Situated in the Scottish Highlands 37km southwest of Inverness, Loch Ness contains more water than all the lakes in Wales and England combined, making the lake the most voluminous in the UK. Perfect for walkers and cyclists alike, this legendary corner of the highlands may be world-famous because of its alleged sightings of Nessie, but it’s the wild, dramatic scenery, beautiful castles, solitary lighthouses and great opportunities for adventure sports that bring visitors to this spectacular region.

Why not see it for yourself on our 6-night self-guided Loch Ness & the Caledonian Canal Walk, that offers spectacular hiking opportunities in the Scottish Glens. Take in one of the most fascinating waterways in Europe, the Caledonian Canal, alongside a section of the Great Glen Way and Beauly Firth on route passing by glass-like lochs, and if you’re lucky, you may spot magnificent golden eagles, red squirrels and wild deer.

If you want to take in the rugged Scottish scenery by bike, our Loch Ness & the Highlands Cycling winds along the Caledonian Canal towards Fort Augustus and follows old military roads laid down by General Wade, so you can take in the serene lochs and inviting country inn tearooms along the way. Passing by Culloden, where Bonnie Prince Charlie saw his hopes dashed, and Cawdor where Macbeth plotted his unnatural deeds, you can make a pitstop at Fort George before ending your trip in the Highland Capital of Inverness, where you may come across playful dolphins bobbing in the icy waters.
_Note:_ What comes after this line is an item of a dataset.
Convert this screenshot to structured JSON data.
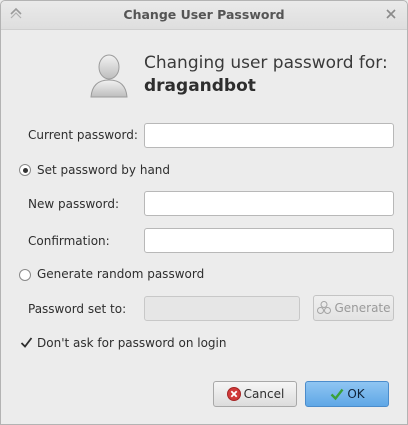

 Snowdonia and North Wales

With an endless amount of rugged mountain trails, historic train tracks, rejuvenated seaside towns and World Heritage castles speckled throughout the region – North Wales definitely holds its own against the interesting sites and attractions further south.

One of its most outstanding gems is the domineering peaks of Snowdonia. Standing at approximately 1,085m above sea level, Snowdown peak is the highest point in the British Isles, outside the Scottish Highlands. Home to an extensive network of trails, with over 100 lakes and craggy peaks like Cader Idris and Tryfan, you could say Snowdonia National Park has helped to act as a formid­able mountain shield for the enchanting Llyn Peninsula and the ancient island enclave of Anglesey to retain their ancient mother tongue and fascinating Welsh culture.

On our new, Walking the Welsh Highland Railway trip, we take in the most spectacular peaks, ridges and lakes the National Park of Snowdonia has to offer on foot, and by taking a fantastic journey through sections of the Welsh Highland Heritage Railway. Starting on the coast of the maritime town of Porthmadog, we venture inland towards the picturesque village of Beddgelert and Rhyd Ddu before taking on the epic hike to Snowdon’s summit. Voted the best view in the UK, Snowdown’s breath-taking vista offers views of Llyn Llydaw which is one of the legendary locations of King Arthur, his sword Excalibur and the Lady of the Lake.

If you’d like to discover the impressive Clwydian and Berwyn mountain ranges, our second new Welsh trip, North East Wales Heritage Trail takes you on an interesting journey through the beautiful rolling hills and limestone outcrops in the region towards Iron Age forts, stone castles and the UNESCO World Heritage Site of Pontcysyllte Aqueduct across the River Dee.

Starting in the historic town of Ruthin, we enjoy a circular walk in the Clwydian range. Afterwards, take a transfer to the scenic Horseshoe Pass on towards the Pontcysyllte Aqueduct and returning to Llangollen in the evening. Catching a steam train to Glyndyfrdwy, you can enjoy an unforgettable hike in the soft rolling hills of the Berwyns, where you can admire the purple haze of flowering heather in the late summer. Expect a warm Welsh welcome, hearty breakfasts every day and great opportunities to soak in the best rolling landscapes North Wales has to offer.

Discover more great  Cycling & Walking Holidays in the UK below.